Data records below:

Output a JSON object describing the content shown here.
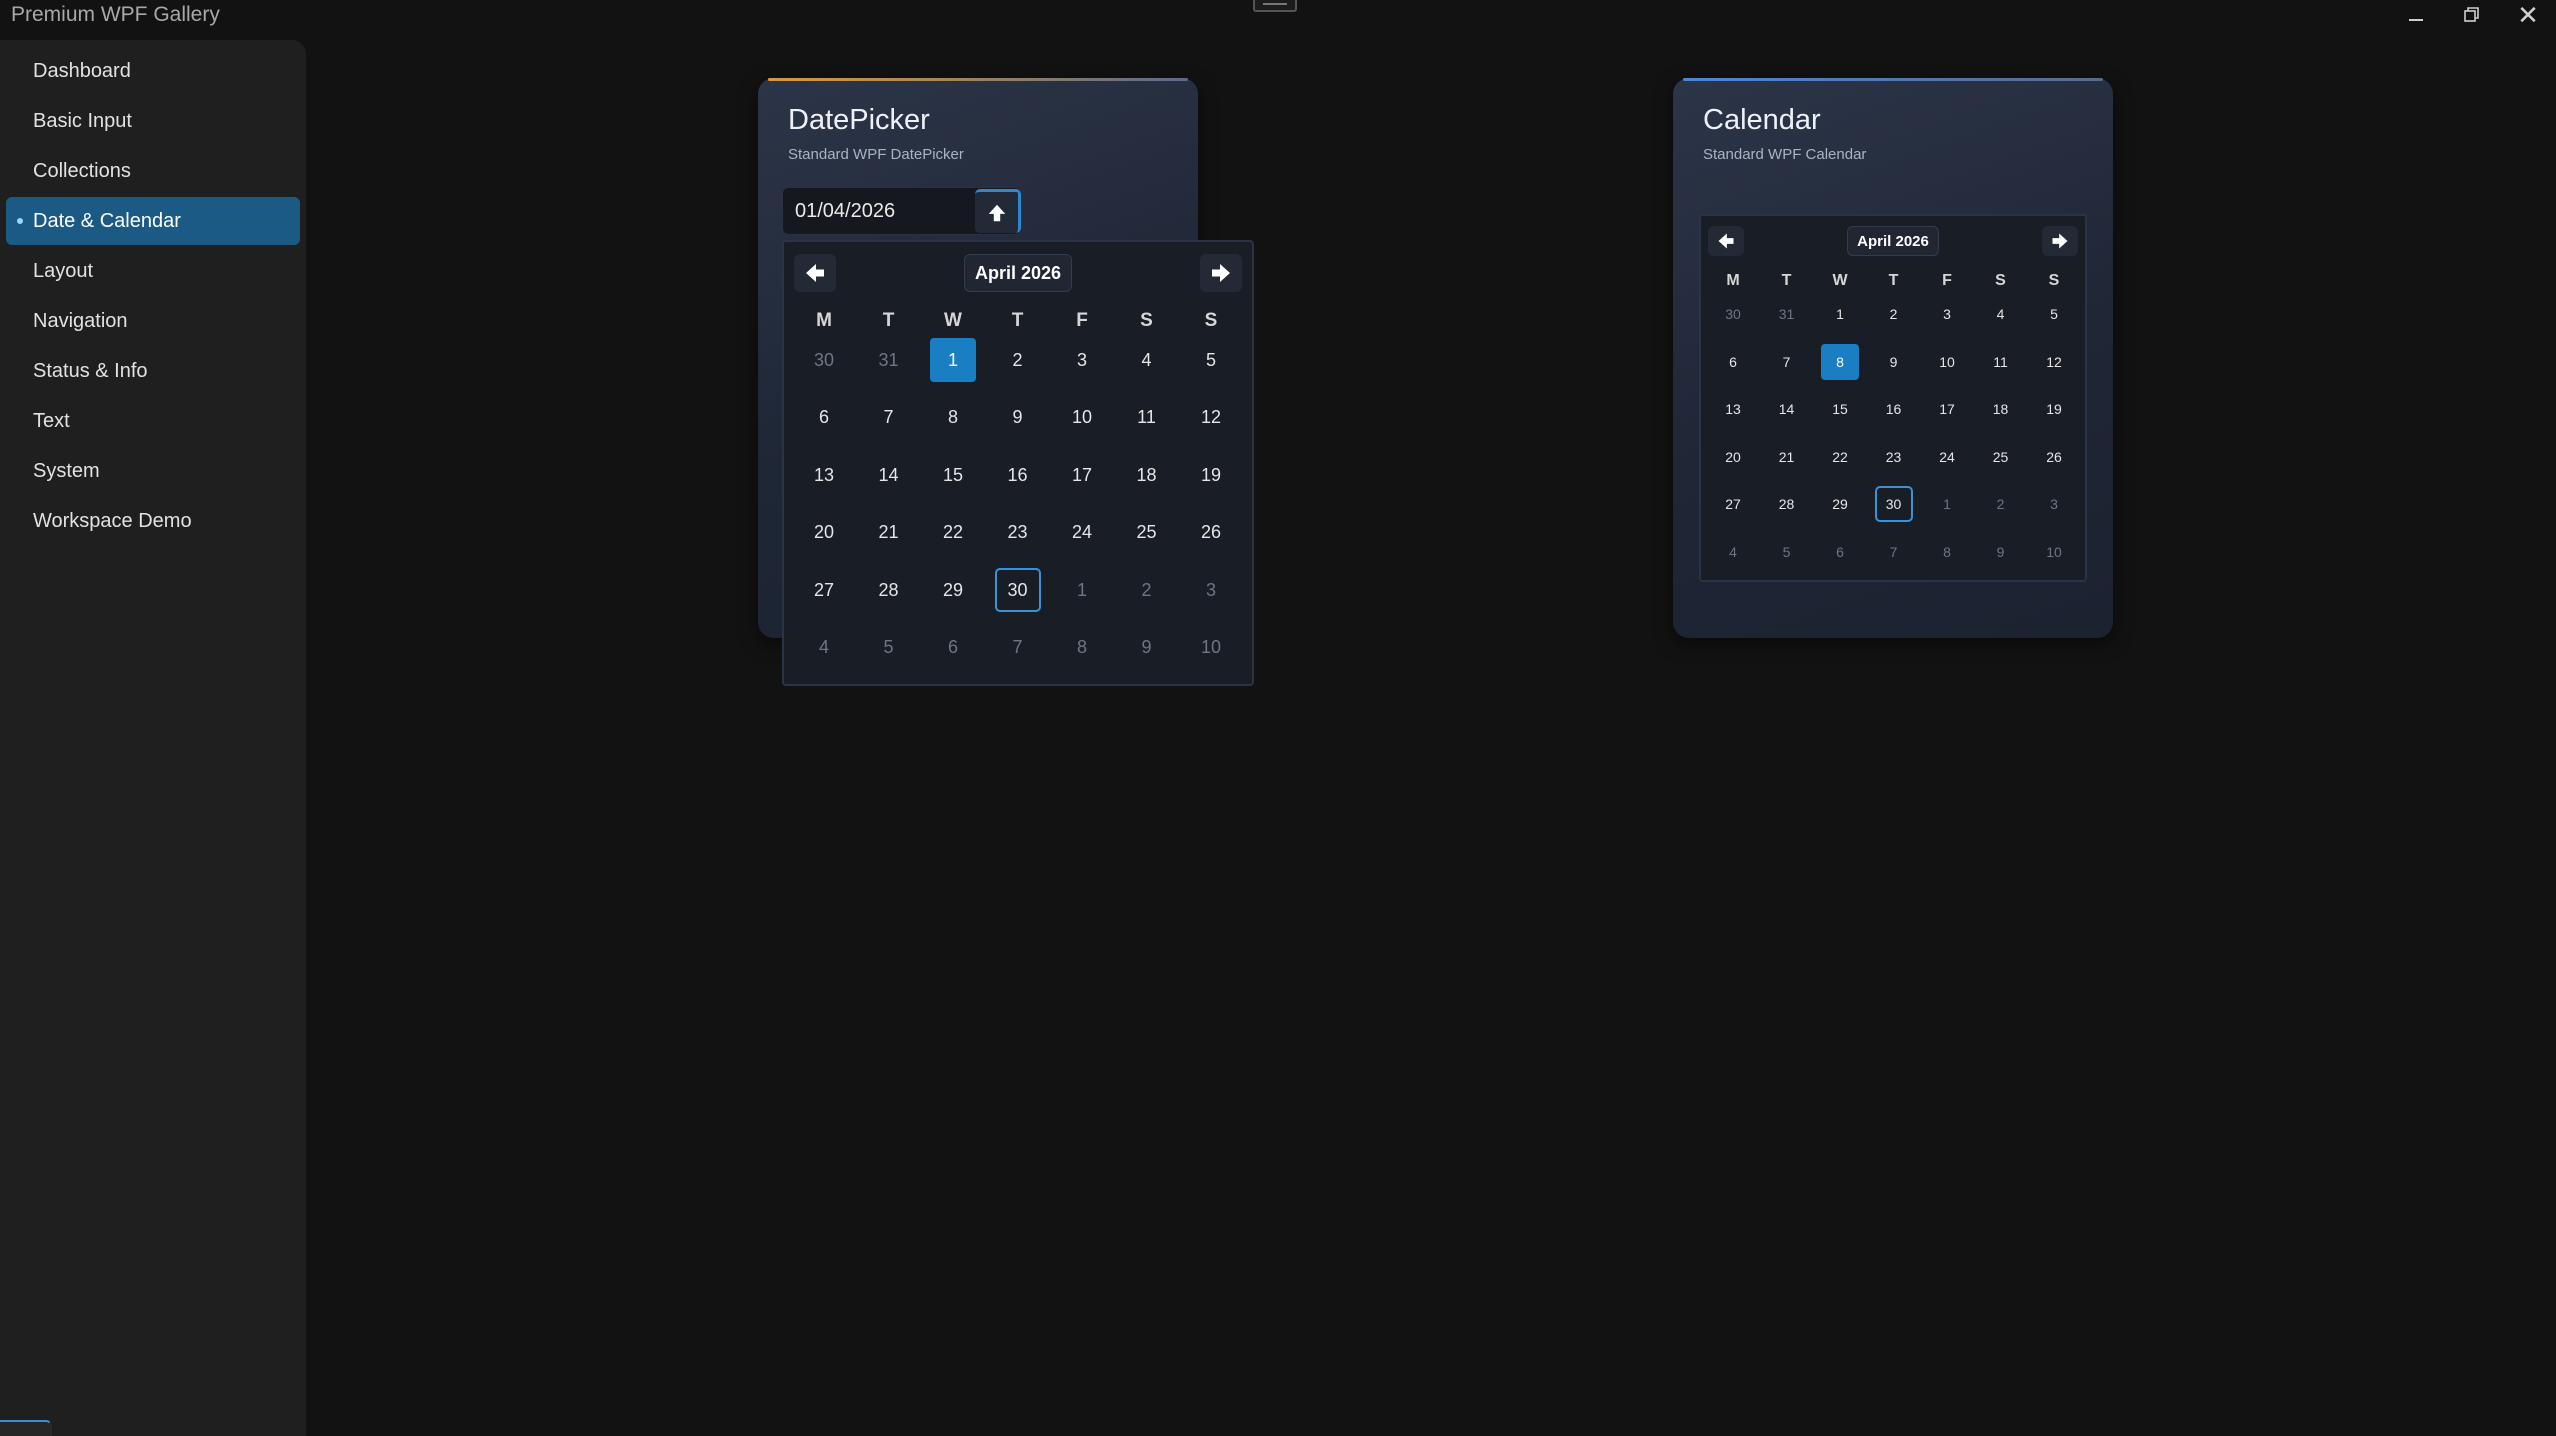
{
  "app": {
    "title": "Premium WPF Gallery"
  },
  "window_controls": {
    "close_glyph": "✕"
  },
  "sidebar": {
    "items": [
      {
        "label": "Dashboard",
        "name": "sidebar-item-dashboard"
      },
      {
        "label": "Basic Input",
        "name": "sidebar-item-basic-input"
      },
      {
        "label": "Collections",
        "name": "sidebar-item-collections"
      },
      {
        "label": "Date & Calendar",
        "name": "sidebar-item-date-calendar",
        "active": true
      },
      {
        "label": "Layout",
        "name": "sidebar-item-layout"
      },
      {
        "label": "Navigation",
        "name": "sidebar-item-navigation"
      },
      {
        "label": "Status & Info",
        "name": "sidebar-item-status-info"
      },
      {
        "label": "Text",
        "name": "sidebar-item-text"
      },
      {
        "label": "System",
        "name": "sidebar-item-system"
      },
      {
        "label": "Workspace Demo",
        "name": "sidebar-item-workspace-demo"
      }
    ],
    "settings_icon": "gear-icon"
  },
  "datepicker_card": {
    "title": "DatePicker",
    "subtitle": "Standard WPF DatePicker",
    "accent_color": "#d99a3a",
    "input_value": "01/04/2026",
    "toggle_icon": "arrow-up-icon"
  },
  "calendar_card": {
    "title": "Calendar",
    "subtitle": "Standard WPF Calendar",
    "accent_color": "#4a86d8"
  },
  "popup_calendar": {
    "month_label": "April 2026",
    "prev_icon": "arrow-left-icon",
    "next_icon": "arrow-right-icon",
    "weekdays": [
      "M",
      "T",
      "W",
      "T",
      "F",
      "S",
      "S"
    ],
    "weeks": [
      [
        "30",
        "31",
        "1",
        "2",
        "3",
        "4",
        "5"
      ],
      [
        "6",
        "7",
        "8",
        "9",
        "10",
        "11",
        "12"
      ],
      [
        "13",
        "14",
        "15",
        "16",
        "17",
        "18",
        "19"
      ],
      [
        "20",
        "21",
        "22",
        "23",
        "24",
        "25",
        "26"
      ],
      [
        "27",
        "28",
        "29",
        "30",
        "1",
        "2",
        "3"
      ],
      [
        "4",
        "5",
        "6",
        "7",
        "8",
        "9",
        "10"
      ]
    ],
    "selected_day": "1",
    "today_day": "30"
  },
  "standalone_calendar": {
    "month_label": "April 2026",
    "prev_icon": "arrow-left-icon",
    "next_icon": "arrow-right-icon",
    "weekdays": [
      "M",
      "T",
      "W",
      "T",
      "F",
      "S",
      "S"
    ],
    "weeks": [
      [
        "30",
        "31",
        "1",
        "2",
        "3",
        "4",
        "5"
      ],
      [
        "6",
        "7",
        "8",
        "9",
        "10",
        "11",
        "12"
      ],
      [
        "13",
        "14",
        "15",
        "16",
        "17",
        "18",
        "19"
      ],
      [
        "20",
        "21",
        "22",
        "23",
        "24",
        "25",
        "26"
      ],
      [
        "27",
        "28",
        "29",
        "30",
        "1",
        "2",
        "3"
      ],
      [
        "4",
        "5",
        "6",
        "7",
        "8",
        "9",
        "10"
      ]
    ],
    "selected_day": "8",
    "today_day": "30"
  },
  "colors": {
    "accent_blue": "#1a7fc2",
    "sidebar_active": "#1a5a85",
    "background": "#121212"
  }
}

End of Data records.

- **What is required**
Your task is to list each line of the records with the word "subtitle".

- **Expected answer**
    "subtitle": "Standard WPF DatePicker",
    "subtitle": "Standard WPF Calendar",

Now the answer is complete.